Pope Recalls Holocaust Victims at Jerusalem Memorial
Tuesday, May 12, 2009
JERUSALEM, May 11 -- Pope Benedict XVI made a solemn visit to the Yad Vashem Holocaust memorial on Monday, saying that the memory of those massacred during World War II serves as "a cry raised against every act of injustice and violence."
"They lost their lives, but they will never lose their names. These are indelibly etched in the hearts of their loved ones, their surviving fellow prisoners and all those determined never to allow such an atrocity to disgrace mankind again," Benedict said.
The pope's visit to Yad Vashem is one of the symbolic highlights of his eight-day trip to Jordan and Israel. As a young man in Bavaria during World War II, Benedict served in a Nazi youth group and later the German army -- virtually unavoidable given the situation in Germany at the time, but part of a biography that makes him a rarity at one of the Jewish state's central institutions.
He pledged that the Catholic Church is "committed to praying and working tirelessly to ensure that hatred will never reign in the hearts of men again."
Benedict spoke from the memorial's Hall of Remembrance, a stone room lit by a perpetual flame and inscribed with the names of the major camps where Jews and other minorities were put to death. It includes the entombed ashes of Holocaust victims.
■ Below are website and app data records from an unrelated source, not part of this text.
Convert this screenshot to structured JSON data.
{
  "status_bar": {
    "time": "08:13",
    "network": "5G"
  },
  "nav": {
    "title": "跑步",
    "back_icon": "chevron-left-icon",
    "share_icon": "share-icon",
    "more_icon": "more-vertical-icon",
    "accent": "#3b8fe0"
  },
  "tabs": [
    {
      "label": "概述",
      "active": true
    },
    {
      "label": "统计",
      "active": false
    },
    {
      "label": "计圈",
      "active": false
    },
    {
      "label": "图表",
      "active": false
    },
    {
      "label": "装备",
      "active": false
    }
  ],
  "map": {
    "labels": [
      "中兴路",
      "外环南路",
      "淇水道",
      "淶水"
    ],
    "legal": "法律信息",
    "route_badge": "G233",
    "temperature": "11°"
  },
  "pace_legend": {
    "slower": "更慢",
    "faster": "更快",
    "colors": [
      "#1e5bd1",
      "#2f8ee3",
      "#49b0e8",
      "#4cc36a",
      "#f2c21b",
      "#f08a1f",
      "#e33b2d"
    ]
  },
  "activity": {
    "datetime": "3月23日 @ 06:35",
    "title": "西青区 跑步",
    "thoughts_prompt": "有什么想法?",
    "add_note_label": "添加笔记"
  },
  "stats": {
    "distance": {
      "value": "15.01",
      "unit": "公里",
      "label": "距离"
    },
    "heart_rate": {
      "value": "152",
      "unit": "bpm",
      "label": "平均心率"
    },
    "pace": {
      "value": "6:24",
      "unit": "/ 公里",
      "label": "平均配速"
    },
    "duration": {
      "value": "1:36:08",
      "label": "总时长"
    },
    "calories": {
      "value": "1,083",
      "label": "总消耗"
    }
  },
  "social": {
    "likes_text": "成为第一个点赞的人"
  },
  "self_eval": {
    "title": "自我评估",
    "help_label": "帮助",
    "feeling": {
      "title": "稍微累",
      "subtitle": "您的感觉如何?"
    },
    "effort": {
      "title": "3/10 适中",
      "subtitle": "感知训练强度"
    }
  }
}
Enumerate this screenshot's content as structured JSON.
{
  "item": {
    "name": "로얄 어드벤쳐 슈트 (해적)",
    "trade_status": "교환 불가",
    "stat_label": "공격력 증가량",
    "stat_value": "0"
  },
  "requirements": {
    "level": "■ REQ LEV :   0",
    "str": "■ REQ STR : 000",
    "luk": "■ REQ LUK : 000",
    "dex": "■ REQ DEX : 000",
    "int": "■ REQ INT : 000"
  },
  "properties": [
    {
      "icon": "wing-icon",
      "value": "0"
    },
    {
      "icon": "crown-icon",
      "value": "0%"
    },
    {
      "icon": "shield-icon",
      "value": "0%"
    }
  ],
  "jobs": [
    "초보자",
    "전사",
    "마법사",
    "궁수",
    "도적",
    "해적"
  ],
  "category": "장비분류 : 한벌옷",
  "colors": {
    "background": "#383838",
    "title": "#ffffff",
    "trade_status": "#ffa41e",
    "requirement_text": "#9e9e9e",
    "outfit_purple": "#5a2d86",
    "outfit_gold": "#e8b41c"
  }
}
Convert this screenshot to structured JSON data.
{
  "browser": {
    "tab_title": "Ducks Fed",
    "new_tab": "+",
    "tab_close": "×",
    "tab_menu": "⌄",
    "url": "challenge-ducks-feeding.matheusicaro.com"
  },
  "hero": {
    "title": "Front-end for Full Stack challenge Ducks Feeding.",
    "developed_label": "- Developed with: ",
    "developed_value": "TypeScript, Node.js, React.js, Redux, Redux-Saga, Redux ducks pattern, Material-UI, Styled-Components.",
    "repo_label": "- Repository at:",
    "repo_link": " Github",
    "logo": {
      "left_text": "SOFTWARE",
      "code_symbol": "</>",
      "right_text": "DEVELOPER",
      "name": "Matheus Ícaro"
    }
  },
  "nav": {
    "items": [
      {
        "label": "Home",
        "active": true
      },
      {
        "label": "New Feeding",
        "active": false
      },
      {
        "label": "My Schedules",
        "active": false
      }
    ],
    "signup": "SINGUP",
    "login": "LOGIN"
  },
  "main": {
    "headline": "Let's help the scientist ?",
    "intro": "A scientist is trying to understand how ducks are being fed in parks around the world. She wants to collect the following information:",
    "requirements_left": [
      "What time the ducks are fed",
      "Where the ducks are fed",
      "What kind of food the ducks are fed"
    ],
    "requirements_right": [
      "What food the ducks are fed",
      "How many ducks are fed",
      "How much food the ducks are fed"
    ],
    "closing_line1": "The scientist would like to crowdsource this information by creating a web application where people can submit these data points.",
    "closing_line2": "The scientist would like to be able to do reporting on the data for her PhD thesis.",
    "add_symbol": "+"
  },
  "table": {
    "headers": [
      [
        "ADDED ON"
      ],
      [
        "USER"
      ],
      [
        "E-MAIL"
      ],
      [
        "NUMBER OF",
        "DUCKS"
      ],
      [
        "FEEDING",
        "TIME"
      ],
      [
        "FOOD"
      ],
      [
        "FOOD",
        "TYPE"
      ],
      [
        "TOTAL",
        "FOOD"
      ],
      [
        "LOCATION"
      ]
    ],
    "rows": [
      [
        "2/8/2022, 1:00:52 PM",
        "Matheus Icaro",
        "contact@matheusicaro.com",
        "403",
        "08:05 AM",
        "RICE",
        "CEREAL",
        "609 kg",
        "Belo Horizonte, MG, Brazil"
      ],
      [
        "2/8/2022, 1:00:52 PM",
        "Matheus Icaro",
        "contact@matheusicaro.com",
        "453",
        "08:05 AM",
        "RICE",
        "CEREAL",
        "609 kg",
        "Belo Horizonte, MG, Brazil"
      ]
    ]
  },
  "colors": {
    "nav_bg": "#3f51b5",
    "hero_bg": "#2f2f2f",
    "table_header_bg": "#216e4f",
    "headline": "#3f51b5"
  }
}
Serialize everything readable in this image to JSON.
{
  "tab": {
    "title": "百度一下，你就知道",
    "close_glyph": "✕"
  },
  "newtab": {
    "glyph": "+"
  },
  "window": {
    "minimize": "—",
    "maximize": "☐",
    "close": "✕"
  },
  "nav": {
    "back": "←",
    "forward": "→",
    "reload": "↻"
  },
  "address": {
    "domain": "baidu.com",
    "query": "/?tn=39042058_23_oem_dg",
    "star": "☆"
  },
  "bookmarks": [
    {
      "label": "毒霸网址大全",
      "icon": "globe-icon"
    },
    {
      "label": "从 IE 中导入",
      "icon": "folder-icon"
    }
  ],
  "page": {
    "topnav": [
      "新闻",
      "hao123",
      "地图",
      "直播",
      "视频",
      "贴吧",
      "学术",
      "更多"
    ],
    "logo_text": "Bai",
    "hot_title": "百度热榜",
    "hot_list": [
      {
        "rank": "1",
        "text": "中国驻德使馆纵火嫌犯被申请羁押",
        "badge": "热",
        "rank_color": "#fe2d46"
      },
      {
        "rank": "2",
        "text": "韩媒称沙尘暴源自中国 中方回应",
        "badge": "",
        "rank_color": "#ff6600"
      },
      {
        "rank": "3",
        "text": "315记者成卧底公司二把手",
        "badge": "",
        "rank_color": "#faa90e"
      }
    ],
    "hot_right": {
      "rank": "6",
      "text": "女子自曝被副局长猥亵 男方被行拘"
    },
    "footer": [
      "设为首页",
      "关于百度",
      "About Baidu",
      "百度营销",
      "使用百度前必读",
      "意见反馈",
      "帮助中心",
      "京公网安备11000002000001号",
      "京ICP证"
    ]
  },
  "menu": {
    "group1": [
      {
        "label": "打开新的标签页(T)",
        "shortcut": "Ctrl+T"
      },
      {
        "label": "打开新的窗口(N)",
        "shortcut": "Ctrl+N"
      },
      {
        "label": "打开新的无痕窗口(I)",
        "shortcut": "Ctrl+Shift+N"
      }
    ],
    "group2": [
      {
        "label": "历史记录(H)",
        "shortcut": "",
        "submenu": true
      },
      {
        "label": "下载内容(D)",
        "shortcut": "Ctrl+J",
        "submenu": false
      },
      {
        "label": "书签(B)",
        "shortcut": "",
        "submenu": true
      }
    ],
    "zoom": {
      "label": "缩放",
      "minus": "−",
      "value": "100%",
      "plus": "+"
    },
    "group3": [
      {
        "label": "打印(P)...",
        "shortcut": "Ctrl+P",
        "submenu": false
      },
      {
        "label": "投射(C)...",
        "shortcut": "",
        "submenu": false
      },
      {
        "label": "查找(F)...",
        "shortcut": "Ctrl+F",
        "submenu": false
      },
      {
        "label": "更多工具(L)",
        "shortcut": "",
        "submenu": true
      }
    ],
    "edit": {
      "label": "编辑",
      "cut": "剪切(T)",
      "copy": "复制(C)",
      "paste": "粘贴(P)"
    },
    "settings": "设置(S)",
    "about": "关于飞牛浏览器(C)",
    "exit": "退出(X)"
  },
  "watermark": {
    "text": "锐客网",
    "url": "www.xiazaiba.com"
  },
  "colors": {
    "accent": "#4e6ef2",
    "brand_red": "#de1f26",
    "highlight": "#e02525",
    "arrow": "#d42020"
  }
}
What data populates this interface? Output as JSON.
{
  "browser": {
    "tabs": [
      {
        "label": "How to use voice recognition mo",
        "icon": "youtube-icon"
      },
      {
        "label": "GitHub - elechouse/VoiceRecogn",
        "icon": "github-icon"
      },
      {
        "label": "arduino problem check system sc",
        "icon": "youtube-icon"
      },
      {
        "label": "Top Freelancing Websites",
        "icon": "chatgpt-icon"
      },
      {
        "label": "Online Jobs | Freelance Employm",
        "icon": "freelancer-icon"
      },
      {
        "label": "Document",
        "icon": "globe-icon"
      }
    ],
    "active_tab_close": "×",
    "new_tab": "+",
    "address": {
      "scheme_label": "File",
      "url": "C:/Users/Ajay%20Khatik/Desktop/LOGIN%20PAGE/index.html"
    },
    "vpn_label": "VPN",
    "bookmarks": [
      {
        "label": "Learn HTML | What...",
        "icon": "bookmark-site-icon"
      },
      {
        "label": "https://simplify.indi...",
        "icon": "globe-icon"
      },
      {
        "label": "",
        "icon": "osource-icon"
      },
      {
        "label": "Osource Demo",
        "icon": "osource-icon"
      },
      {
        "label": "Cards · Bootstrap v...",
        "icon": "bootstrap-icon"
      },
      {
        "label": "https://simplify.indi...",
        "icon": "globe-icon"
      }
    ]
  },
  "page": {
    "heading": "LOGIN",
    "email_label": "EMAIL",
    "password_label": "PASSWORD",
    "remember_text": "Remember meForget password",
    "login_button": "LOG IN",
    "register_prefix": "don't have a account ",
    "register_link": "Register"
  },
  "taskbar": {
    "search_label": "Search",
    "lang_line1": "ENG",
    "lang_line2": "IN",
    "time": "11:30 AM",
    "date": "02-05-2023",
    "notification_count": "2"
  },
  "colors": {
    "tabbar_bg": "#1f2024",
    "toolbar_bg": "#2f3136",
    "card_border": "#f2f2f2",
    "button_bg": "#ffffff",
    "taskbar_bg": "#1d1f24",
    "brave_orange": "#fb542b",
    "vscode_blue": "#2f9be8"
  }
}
Dressed in white robes, he laid a wreath of yellow and white flowers on the stone slab covering the ashes, paused briefly with hands clasped, and bowed. During a ceremony that included the writings of a Jewish poet killed while fighting in the war, the pope also met briefly with six Holocaust survivors.
Call for a Palestinian State
The visit came on a day when Benedict urged Israel and the Palestinians to settle their differences "so that people can live in security in a homeland of their own, with internationally recognized borders." Israeli Prime Minister Binyamin Netanyahu, who was in attendance when the pope made his remarks, has expressed skepticism over the idea of establishing a Palestinian state, as called for by the United States.
Other high-profile Germans with similar wartime backgrounds have visited Yad Vashem, a sprawling complex on a Jerusalem hilltop that includes an extensive museum and research facility. In 1995, German Chancellor Helmut Kohl, who also was in a Nazi youth group, made an official visit during which he referred to the "deep shame" Germany felt over the organized extermination of millions.
But Benedict's arrival at the memorial tapped even deeper issues at the core of relations between Catholics and Jews.
Benedict's decision to lift the excommunication of a Holocaust-denying bishop, Richard Williamson, is one point of contention. He also reauthorized use of a Latin prayer that asked for Jews to be "delivered from their darkness" and accept the divinity of Jesus. While the language eventually was toned down, the prayer still hearkened back to age-old tensions between the two faiths.
Yad Vashem director Avner Shalev said he considered Benedict's remarks a "serious and important" acknowledgment of what the Holocaust represents, but said he also found the language "a bit restrained." He and other officials at the memorial said they were expecting a more personal expression of empathy, rather than the general remarks Benedict delivered. "Maybe our expectations were too high," Shalev said.
Benedict's comments at the memorial and at other points during his trip have emphasized the universality of faith. In Jordan he spoke of the "inseparable bond" between Judaism and Christianity.